NEW YORK - Life isn't just for the young, and neither is life insurance.
About 60% of 1,000 people close to retirement said they needed life insurance to provide for a dependent such as a child after their death, according to a survey released this month by Prudential Insurance Company of America in Newark, N.J.
About 17% of those surveyed said they needed the insurance to provide for an elderly parent under their care.
"Retirement and the empty nest don't always coincide anymore," said Maria Umbach, vice president of marketing for individual life insurance for Prudential.
With more Americans marrying later, having children later or caring for elderly parents, many people in their 60s are better off holding on to - or even adding to - their current coverage than cashing in on it, she said.
A safety net
Prudential describes the period spanning from five years before a client retires to five years after they retire as the retirement "red zone," in which they may still need insurance to replace lost income.
"Many retirees have saved under $100,000 and are loaded with debt and won't be able to make it financially without life insurance if they lose their partner," said Robert Hanten, president of Solidarity Financial Inc. in Golden Valley, Minn., who manages $10 million.
That said, the need for life insurance among older individuals should be considered on a case-by-case basis, said Frank Congemi, a financial gerontologist in Forest Hills, N.Y.

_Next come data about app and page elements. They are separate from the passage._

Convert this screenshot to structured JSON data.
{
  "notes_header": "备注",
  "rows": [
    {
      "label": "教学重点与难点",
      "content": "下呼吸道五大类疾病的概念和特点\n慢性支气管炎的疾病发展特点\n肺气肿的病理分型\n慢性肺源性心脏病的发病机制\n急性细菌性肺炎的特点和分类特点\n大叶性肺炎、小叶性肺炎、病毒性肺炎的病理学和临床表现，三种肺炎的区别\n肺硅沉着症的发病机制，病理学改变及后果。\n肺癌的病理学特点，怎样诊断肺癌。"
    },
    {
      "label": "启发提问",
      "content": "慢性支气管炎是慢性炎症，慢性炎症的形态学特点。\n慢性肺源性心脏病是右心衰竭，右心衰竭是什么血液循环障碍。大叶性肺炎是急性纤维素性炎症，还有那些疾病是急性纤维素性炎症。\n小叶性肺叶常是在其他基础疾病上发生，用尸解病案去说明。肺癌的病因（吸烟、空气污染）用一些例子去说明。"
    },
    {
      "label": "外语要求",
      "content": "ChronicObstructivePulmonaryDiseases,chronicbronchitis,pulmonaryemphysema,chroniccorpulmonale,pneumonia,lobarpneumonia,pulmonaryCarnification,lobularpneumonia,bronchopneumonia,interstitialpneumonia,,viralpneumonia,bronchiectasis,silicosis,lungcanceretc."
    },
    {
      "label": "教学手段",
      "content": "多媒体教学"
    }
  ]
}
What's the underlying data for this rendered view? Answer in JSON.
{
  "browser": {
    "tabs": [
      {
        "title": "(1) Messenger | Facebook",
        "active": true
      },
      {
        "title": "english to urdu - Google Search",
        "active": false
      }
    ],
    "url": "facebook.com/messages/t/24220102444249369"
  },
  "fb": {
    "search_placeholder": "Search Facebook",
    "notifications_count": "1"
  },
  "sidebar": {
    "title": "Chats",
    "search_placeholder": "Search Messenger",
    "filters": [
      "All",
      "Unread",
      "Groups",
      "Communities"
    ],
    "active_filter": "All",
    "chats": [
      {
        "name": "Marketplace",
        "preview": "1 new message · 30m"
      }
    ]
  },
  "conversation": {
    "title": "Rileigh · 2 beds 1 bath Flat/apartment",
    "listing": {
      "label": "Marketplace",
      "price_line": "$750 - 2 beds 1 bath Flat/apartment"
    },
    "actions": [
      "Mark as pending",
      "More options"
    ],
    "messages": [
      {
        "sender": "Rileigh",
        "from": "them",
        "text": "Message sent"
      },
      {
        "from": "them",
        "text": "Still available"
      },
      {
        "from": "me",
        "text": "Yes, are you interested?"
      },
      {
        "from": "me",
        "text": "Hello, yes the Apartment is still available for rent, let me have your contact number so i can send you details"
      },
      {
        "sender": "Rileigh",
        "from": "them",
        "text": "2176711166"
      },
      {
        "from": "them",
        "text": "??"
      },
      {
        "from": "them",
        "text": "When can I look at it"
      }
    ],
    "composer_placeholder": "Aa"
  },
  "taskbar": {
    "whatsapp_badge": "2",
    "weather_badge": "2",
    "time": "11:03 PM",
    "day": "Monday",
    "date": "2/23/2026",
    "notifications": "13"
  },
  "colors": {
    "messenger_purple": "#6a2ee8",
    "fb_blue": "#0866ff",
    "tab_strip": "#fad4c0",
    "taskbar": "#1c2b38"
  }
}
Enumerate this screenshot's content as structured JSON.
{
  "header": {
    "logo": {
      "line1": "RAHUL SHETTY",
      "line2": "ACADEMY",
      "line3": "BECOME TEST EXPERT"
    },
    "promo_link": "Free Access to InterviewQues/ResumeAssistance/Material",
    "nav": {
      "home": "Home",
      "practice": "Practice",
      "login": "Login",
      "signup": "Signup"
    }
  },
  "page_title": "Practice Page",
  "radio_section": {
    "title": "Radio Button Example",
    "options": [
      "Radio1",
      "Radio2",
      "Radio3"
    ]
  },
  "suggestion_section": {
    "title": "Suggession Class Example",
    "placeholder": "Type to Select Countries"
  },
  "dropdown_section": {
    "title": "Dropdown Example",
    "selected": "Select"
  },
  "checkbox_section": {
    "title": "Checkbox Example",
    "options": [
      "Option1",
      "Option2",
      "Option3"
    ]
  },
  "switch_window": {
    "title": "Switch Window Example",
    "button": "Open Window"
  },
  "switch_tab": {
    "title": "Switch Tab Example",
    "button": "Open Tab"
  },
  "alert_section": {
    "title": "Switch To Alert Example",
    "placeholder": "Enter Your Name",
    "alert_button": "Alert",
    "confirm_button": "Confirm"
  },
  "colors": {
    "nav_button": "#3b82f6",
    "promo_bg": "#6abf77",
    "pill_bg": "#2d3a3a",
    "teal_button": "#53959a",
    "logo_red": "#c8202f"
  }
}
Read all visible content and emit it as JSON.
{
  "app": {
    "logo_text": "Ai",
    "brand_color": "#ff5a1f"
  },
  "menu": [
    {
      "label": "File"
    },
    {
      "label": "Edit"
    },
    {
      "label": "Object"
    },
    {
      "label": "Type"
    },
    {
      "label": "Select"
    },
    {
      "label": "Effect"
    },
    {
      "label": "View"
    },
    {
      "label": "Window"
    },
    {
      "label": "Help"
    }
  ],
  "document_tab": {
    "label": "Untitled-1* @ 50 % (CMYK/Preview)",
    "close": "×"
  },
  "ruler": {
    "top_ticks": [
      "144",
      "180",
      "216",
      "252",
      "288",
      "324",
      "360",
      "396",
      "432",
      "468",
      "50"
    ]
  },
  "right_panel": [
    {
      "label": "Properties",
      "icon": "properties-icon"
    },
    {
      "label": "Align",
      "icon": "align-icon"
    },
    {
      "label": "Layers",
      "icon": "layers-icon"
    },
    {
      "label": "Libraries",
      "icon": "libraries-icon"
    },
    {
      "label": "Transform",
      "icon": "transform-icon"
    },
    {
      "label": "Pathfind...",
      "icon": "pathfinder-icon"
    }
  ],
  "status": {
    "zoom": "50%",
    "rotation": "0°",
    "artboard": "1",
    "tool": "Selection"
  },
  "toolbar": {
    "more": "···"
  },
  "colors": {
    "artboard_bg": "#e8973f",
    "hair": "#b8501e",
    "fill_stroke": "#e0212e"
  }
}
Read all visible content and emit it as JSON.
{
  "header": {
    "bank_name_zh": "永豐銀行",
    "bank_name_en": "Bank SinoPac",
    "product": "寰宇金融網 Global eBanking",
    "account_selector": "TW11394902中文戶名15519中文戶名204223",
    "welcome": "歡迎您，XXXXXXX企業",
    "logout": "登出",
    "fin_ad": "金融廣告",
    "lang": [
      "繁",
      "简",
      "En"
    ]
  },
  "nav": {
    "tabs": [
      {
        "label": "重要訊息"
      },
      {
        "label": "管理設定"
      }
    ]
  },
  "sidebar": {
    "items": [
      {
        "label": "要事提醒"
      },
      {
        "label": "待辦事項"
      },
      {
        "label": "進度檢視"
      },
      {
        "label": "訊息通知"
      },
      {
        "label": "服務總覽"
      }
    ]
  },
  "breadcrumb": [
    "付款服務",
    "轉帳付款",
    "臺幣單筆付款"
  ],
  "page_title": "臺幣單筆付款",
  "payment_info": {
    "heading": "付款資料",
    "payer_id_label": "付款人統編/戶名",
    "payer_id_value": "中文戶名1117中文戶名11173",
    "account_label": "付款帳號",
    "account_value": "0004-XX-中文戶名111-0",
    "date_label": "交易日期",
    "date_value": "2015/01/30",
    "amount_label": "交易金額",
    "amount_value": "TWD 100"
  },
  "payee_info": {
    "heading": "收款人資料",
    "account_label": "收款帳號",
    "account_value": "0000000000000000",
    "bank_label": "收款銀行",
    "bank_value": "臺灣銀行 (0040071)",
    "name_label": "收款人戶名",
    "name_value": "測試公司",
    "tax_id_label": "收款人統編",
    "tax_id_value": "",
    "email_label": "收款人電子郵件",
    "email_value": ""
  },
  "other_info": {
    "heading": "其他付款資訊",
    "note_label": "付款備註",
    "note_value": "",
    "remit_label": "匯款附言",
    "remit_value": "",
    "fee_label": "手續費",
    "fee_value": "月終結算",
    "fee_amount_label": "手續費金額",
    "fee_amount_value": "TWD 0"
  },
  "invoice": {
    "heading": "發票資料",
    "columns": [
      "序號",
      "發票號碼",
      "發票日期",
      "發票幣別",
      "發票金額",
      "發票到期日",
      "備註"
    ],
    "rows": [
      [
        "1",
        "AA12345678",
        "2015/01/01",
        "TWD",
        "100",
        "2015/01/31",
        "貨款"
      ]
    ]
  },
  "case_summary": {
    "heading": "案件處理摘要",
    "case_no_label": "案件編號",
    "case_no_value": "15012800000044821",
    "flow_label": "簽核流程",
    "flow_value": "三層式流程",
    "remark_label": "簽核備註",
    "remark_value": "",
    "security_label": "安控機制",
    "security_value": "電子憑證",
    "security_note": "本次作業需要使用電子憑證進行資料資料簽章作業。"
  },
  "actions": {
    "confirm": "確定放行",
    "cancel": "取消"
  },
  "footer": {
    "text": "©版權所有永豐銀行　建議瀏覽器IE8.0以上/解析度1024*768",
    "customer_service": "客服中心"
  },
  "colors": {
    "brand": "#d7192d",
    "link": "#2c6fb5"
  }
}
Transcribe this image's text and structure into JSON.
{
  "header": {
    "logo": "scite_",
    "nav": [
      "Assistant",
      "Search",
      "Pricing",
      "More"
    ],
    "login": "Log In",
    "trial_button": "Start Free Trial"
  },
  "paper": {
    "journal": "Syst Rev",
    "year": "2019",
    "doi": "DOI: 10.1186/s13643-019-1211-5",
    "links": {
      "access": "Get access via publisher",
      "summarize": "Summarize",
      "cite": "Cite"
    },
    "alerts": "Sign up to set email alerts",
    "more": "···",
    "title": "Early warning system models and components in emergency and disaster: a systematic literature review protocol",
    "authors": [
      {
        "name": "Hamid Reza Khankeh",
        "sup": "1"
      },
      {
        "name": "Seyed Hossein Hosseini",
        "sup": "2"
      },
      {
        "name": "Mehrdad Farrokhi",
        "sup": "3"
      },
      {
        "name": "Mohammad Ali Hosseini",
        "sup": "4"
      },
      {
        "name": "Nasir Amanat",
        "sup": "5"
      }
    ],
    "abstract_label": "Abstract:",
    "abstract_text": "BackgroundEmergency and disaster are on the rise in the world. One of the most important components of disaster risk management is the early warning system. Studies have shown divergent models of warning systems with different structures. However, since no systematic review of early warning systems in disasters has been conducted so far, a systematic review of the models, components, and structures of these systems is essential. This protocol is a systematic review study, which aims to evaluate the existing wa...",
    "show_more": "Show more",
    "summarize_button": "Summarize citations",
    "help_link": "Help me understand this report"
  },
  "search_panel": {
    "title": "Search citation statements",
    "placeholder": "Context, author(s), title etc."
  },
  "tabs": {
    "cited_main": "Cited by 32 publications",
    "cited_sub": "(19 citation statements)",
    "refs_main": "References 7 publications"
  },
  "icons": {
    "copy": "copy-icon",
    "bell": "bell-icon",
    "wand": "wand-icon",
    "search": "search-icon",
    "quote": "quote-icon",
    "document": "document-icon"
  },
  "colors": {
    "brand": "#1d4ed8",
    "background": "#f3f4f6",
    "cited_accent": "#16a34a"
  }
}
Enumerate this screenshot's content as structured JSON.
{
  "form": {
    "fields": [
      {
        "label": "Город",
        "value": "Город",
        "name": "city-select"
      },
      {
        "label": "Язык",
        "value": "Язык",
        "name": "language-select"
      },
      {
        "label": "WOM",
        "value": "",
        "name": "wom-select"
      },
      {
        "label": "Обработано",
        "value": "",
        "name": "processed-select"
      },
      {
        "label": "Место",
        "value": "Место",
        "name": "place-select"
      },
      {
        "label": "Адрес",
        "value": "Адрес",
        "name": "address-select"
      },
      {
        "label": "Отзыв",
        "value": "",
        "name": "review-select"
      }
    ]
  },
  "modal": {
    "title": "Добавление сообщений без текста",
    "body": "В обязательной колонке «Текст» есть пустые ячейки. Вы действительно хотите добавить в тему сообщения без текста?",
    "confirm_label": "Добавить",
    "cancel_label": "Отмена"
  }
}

"To sell insurance to everyone in those age brackets with [still having dependents] as the only criterion would not be correct," he said.
Retirees with whole-life-insurance policies generally keep those policies instead of canceling them and taking the cash value - even those who haven't built up a retirement nest egg, said Lee Derrick, an insurance planner with Towson, Md.-based First Financial Group.
Those who do want to extract some of that money, however, can enter into an arrangement with the insurance company that allows them to borrow the money representing their investment gains. That way, there is no taxable event.
"If they canceled the policy and took the cash, there would be a huge tax bill on the growth part of the account that's in excess of their basis," Mr. Derrick said.
Life insurance can also be used by retirees to replace a shrinking inheritance for their children, said Dan Taylor, president of Wealth Capital Group, a Charlotte, N.C., firm offering financial advisory services to the wealthy.
"Much of the inheritance [the retirees] planned to leave may be absorbed in health-care costs or by just the simple fact that they are going to live longer," said Mr. Taylor, who also offers Advisor Freedom, a consulting service for financial advisers.
Life insurance may also be the only way the children can guarantee that they recover money that they have spent on their parents' care, he added.
"Before my father died, he knew that he would run out of money - that his care would have to be subsidized - so he left us life insurance in a trust for me and my siblings," Mr. Taylor said.
The tax-free death benefits can also be used to replace all or part of a deceased spouse's pension or Social Security benefits, or to pay off mortgages or other debt, according to Ms. Umbach.
Retirees buying new policies may find that term insurance is unavailable or too expensive because of their age, she said.
So they may want to consider universal life insurance or other products that can be written for older age groups, Ms. Umbach added.
"Some companies are issuing term insurance to age 100 that is priced like whole life, or selling term life hybrid policies to the retiree market," Mr. Taylor said.